____ DATASET EXCERPTS

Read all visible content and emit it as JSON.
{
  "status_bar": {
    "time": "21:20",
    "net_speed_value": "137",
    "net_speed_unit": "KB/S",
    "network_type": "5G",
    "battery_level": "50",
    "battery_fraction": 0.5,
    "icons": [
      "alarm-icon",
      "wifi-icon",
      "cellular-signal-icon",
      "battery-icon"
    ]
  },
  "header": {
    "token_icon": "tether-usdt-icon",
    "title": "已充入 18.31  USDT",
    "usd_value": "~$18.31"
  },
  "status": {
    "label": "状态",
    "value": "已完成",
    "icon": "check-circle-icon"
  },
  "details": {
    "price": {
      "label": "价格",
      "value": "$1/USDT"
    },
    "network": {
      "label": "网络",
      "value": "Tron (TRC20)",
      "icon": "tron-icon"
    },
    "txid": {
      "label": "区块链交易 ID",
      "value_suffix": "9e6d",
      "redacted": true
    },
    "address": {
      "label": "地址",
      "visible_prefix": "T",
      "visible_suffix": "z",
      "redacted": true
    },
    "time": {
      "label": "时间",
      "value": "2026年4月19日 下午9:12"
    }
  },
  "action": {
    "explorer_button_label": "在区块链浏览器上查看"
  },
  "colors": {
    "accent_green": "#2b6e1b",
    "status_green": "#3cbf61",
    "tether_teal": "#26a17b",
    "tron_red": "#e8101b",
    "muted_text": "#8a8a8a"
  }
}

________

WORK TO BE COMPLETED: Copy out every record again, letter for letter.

RESPONSE:
Read all visible content and emit it as JSON.
{
  "status_bar": {
    "time": "21:20",
    "net_speed_value": "137",
    "net_speed_unit": "KB/S",
    "network_type": "5G",
    "battery_level": "50",
    "battery_fraction": 0.5,
    "icons": [
      "alarm-icon",
      "wifi-icon",
      "cellular-signal-icon",
      "battery-icon"
    ]
  },
  "header": {
    "token_icon": "tether-usdt-icon",
    "title": "已充入 18.31  USDT",
    "usd_value": "~$18.31"
  },
  "status": {
    "label": "状态",
    "value": "已完成",
    "icon": "check-circle-icon"
  },
  "details": {
    "price": {
      "label": "价格",
      "value": "$1/USDT"
    },
    "network": {
      "label": "网络",
      "value": "Tron (TRC20)",
      "icon": "tron-icon"
    },
    "txid": {
      "label": "区块链交易 ID",
      "value_suffix": "9e6d",
      "redacted": true
    },
    "address": {
      "label": "地址",
      "visible_prefix": "T",
      "visible_suffix": "z",
      "redacted": true
    },
    "time": {
      "label": "时间",
      "value": "2026年4月19日 下午9:12"
    }
  },
  "action": {
    "explorer_button_label": "在区块链浏览器上查看"
  },
  "colors": {
    "accent_green": "#2b6e1b",
    "status_green": "#3cbf61",
    "tether_teal": "#26a17b",
    "tron_red": "#e8101b",
    "muted_text": "#8a8a8a"
  }
}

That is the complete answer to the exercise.